Where solid-state drives differ is how they physically store data and what efforts can be made when the device itself – rather than the file structure or metadata – has problems.

Solid-state memory works with transistors – think tiny little gates that either allow or block the flow of electrons – instead of tiny patches of metal that are magnetized or demagnetized. The transistors are packed into computer chips, and a solid-state drive will employ several chips. When a file is stored on a solid state drive, what typically happens is that the file will be pulled apart, or “striped,” and stored across several chips. To perform data recovery on a failed SSD, it is often necessary to read each chip individually in a custom reader, and then try to figure out how the data is striped. This varies by manufacturer and model, and is proprietary. In effect, it is a form of encryption. This is why data recovery is often impossible for labs that have not invested in considerable SSD research and development and have worked closely with SSD manufacturers. And even labs that specialize in SSDs may have trouble with SSDs from smaller manufacturers or less widely produced models.

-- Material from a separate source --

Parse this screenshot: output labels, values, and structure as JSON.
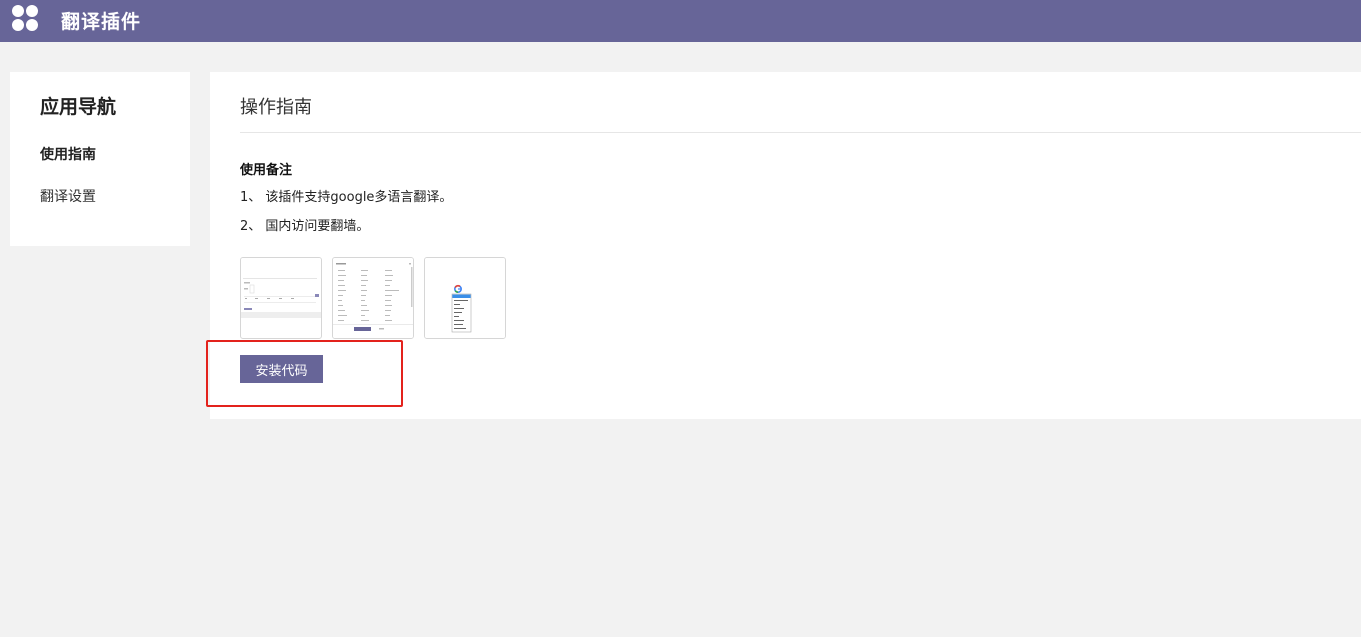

SSDs have a lot of advantages – they’re quiet, fast, energy efficient and shock resistant. But it is worth making sure that there is an automatic remote backup running on workplace laptops running SSDs. And it’s worth checking in with data recovery labs to see whether they can recover data from SSDs and, if so, which models they can support in the event of a hardware issue.
RLM
Lee's profession is marketing and product development for a rapidly growing data recovery and software development company. His career started with newspaper journalism; after award-winning reporting from Baghdad, he went on to be the speechwriter and communications director for a governor before leading communications and public relations for state agencies. Lee's education is in economics and math. He was a collegiate rower and now races bikes.

Return to Menu